_Records shown_.

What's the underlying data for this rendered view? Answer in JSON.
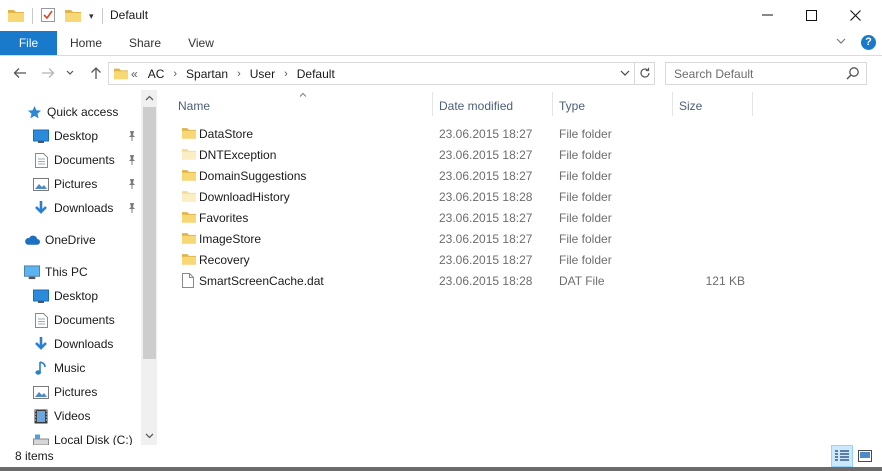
{
  "window": {
    "title": "Default",
    "minimize": "—",
    "maximize": "☐",
    "close": "✕"
  },
  "ribbon": {
    "tabs": [
      "File",
      "Home",
      "Share",
      "View"
    ],
    "collapse": "⌄",
    "help": "?"
  },
  "address": {
    "overflow": "«",
    "crumbs": [
      "AC",
      "Spartan",
      "User",
      "Default"
    ],
    "separator": "›"
  },
  "search": {
    "placeholder": "Search Default"
  },
  "nav": {
    "quick_access": "Quick access",
    "quick_items": [
      "Desktop",
      "Documents",
      "Pictures",
      "Downloads"
    ],
    "onedrive": "OneDrive",
    "this_pc": "This PC",
    "pc_items": [
      "Desktop",
      "Documents",
      "Downloads",
      "Music",
      "Pictures",
      "Videos",
      "Local Disk (C:)"
    ]
  },
  "columns": {
    "name": "Name",
    "date": "Date modified",
    "type": "Type",
    "size": "Size"
  },
  "files": [
    {
      "name": "DataStore",
      "date": "23.06.2015 18:27",
      "type": "File folder",
      "size": "",
      "icon": "folder-filled"
    },
    {
      "name": "DNTException",
      "date": "23.06.2015 18:27",
      "type": "File folder",
      "size": "",
      "icon": "folder-empty"
    },
    {
      "name": "DomainSuggestions",
      "date": "23.06.2015 18:27",
      "type": "File folder",
      "size": "",
      "icon": "folder-filled"
    },
    {
      "name": "DownloadHistory",
      "date": "23.06.2015 18:28",
      "type": "File folder",
      "size": "",
      "icon": "folder-empty"
    },
    {
      "name": "Favorites",
      "date": "23.06.2015 18:27",
      "type": "File folder",
      "size": "",
      "icon": "folder-filled"
    },
    {
      "name": "ImageStore",
      "date": "23.06.2015 18:27",
      "type": "File folder",
      "size": "",
      "icon": "folder-filled"
    },
    {
      "name": "Recovery",
      "date": "23.06.2015 18:27",
      "type": "File folder",
      "size": "",
      "icon": "folder-filled"
    },
    {
      "name": "SmartScreenCache.dat",
      "date": "23.06.2015 18:28",
      "type": "DAT File",
      "size": "121 KB",
      "icon": "file-blank"
    }
  ],
  "status": {
    "count": "8 items"
  },
  "colors": {
    "accent": "#1979ca",
    "folder": "#f8d775",
    "folder_dark": "#e0b44a",
    "header_text": "#4c607a"
  }
}
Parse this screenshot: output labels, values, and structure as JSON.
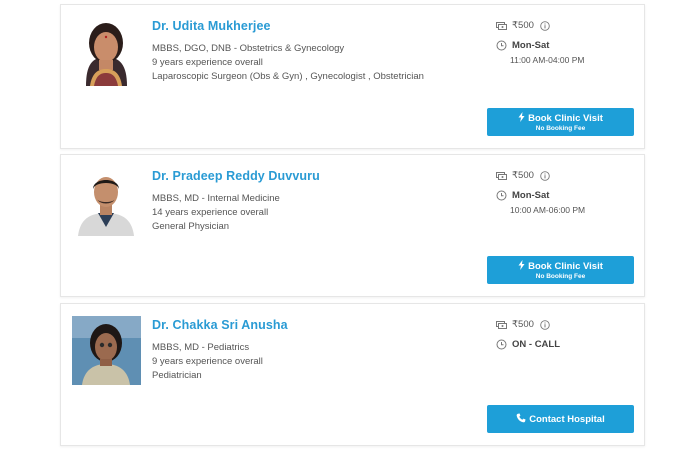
{
  "doctors": [
    {
      "name": "Dr. Udita Mukherjee",
      "qualification": "MBBS, DGO, DNB - Obstetrics & Gynecology",
      "experience": "9 years experience overall",
      "specialties": "Laparoscopic Surgeon (Obs & Gyn) , Gynecologist , Obstetrician",
      "fee": "₹500",
      "days": "Mon-Sat",
      "hours": "11:00 AM-04:00 PM",
      "button_label": "Book Clinic Visit",
      "button_sub": "No Booking Fee",
      "button_icon": "bolt-icon"
    },
    {
      "name": "Dr. Pradeep Reddy Duvvuru",
      "qualification": "MBBS, MD - Internal Medicine",
      "experience": "14 years experience overall",
      "specialties": "General Physician",
      "fee": "₹500",
      "days": "Mon-Sat",
      "hours": "10:00 AM-06:00 PM",
      "button_label": "Book Clinic Visit",
      "button_sub": "No Booking Fee",
      "button_icon": "bolt-icon"
    },
    {
      "name": "Dr. Chakka Sri Anusha",
      "qualification": "MBBS, MD - Pediatrics",
      "experience": "9 years experience overall",
      "specialties": "Pediatrician",
      "fee": "₹500",
      "days": "ON - CALL",
      "hours": "",
      "button_label": "Contact Hospital",
      "button_sub": "",
      "button_icon": "phone-icon"
    }
  ],
  "colors": {
    "accent": "#2a9bd4",
    "button": "#1e9fd8",
    "card_border": "#e6e6e6",
    "text": "#555555"
  }
}
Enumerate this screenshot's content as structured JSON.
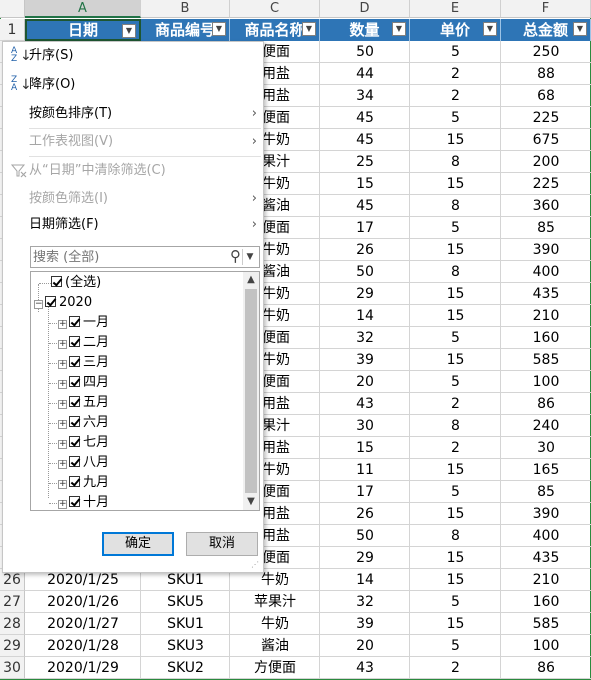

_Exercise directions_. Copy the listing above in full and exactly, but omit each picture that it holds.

_Reply to the task_.
What's the underlying data for this rendered view? Answer in JSON.
{
  "window": {
    "title": "Default",
    "minimize": "—",
    "maximize": "☐",
    "close": "✕"
  },
  "ribbon": {
    "tabs": [
      "File",
      "Home",
      "Share",
      "View"
    ],
    "collapse": "⌄",
    "help": "?"
  },
  "address": {
    "overflow": "«",
    "crumbs": [
      "AC",
      "Spartan",
      "User",
      "Default"
    ],
    "separator": "›"
  },
  "search": {
    "placeholder": "Search Default"
  },
  "nav": {
    "quick_access": "Quick access",
    "quick_items": [
      "Desktop",
      "Documents",
      "Pictures",
      "Downloads"
    ],
    "onedrive": "OneDrive",
    "this_pc": "This PC",
    "pc_items": [
      "Desktop",
      "Documents",
      "Downloads",
      "Music",
      "Pictures",
      "Videos",
      "Local Disk (C:)"
    ]
  },
  "columns": {
    "name": "Name",
    "date": "Date modified",
    "type": "Type",
    "size": "Size"
  },
  "files": [
    {
      "name": "DataStore",
      "date": "23.06.2015 18:27",
      "type": "File folder",
      "size": "",
      "icon": "folder-filled"
    },
    {
      "name": "DNTException",
      "date": "23.06.2015 18:27",
      "type": "File folder",
      "size": "",
      "icon": "folder-empty"
    },
    {
      "name": "DomainSuggestions",
      "date": "23.06.2015 18:27",
      "type": "File folder",
      "size": "",
      "icon": "folder-filled"
    },
    {
      "name": "DownloadHistory",
      "date": "23.06.2015 18:28",
      "type": "File folder",
      "size": "",
      "icon": "folder-empty"
    },
    {
      "name": "Favorites",
      "date": "23.06.2015 18:27",
      "type": "File folder",
      "size": "",
      "icon": "folder-filled"
    },
    {
      "name": "ImageStore",
      "date": "23.06.2015 18:27",
      "type": "File folder",
      "size": "",
      "icon": "folder-filled"
    },
    {
      "name": "Recovery",
      "date": "23.06.2015 18:27",
      "type": "File folder",
      "size": "",
      "icon": "folder-filled"
    },
    {
      "name": "SmartScreenCache.dat",
      "date": "23.06.2015 18:28",
      "type": "DAT File",
      "size": "121 KB",
      "icon": "file-blank"
    }
  ],
  "status": {
    "count": "8 items"
  },
  "colors": {
    "accent": "#1979ca",
    "folder": "#f8d775",
    "folder_dark": "#e0b44a",
    "header_text": "#4c607a"
  }
}
Parse this screenshot: output labels, values, and structure as JSON.
{
  "doctors": [
    {
      "name": "Dr. Udita Mukherjee",
      "qualification": "MBBS, DGO, DNB - Obstetrics & Gynecology",
      "experience": "9 years experience overall",
      "specialties": "Laparoscopic Surgeon (Obs & Gyn) , Gynecologist , Obstetrician",
      "fee": "₹500",
      "days": "Mon-Sat",
      "hours": "11:00 AM-04:00 PM",
      "button_label": "Book Clinic Visit",
      "button_sub": "No Booking Fee",
      "button_icon": "bolt-icon"
    },
    {
      "name": "Dr. Pradeep Reddy Duvvuru",
      "qualification": "MBBS, MD - Internal Medicine",
      "experience": "14 years experience overall",
      "specialties": "General Physician",
      "fee": "₹500",
      "days": "Mon-Sat",
      "hours": "10:00 AM-06:00 PM",
      "button_label": "Book Clinic Visit",
      "button_sub": "No Booking Fee",
      "button_icon": "bolt-icon"
    },
    {
      "name": "Dr. Chakka Sri Anusha",
      "qualification": "MBBS, MD - Pediatrics",
      "experience": "9 years experience overall",
      "specialties": "Pediatrician",
      "fee": "₹500",
      "days": "ON - CALL",
      "hours": "",
      "button_label": "Contact Hospital",
      "button_sub": "",
      "button_icon": "phone-icon"
    }
  ],
  "colors": {
    "accent": "#2a9bd4",
    "button": "#1e9fd8",
    "card_border": "#e6e6e6",
    "text": "#555555"
  }
}
Enumerate this screenshot's content as structured JSON.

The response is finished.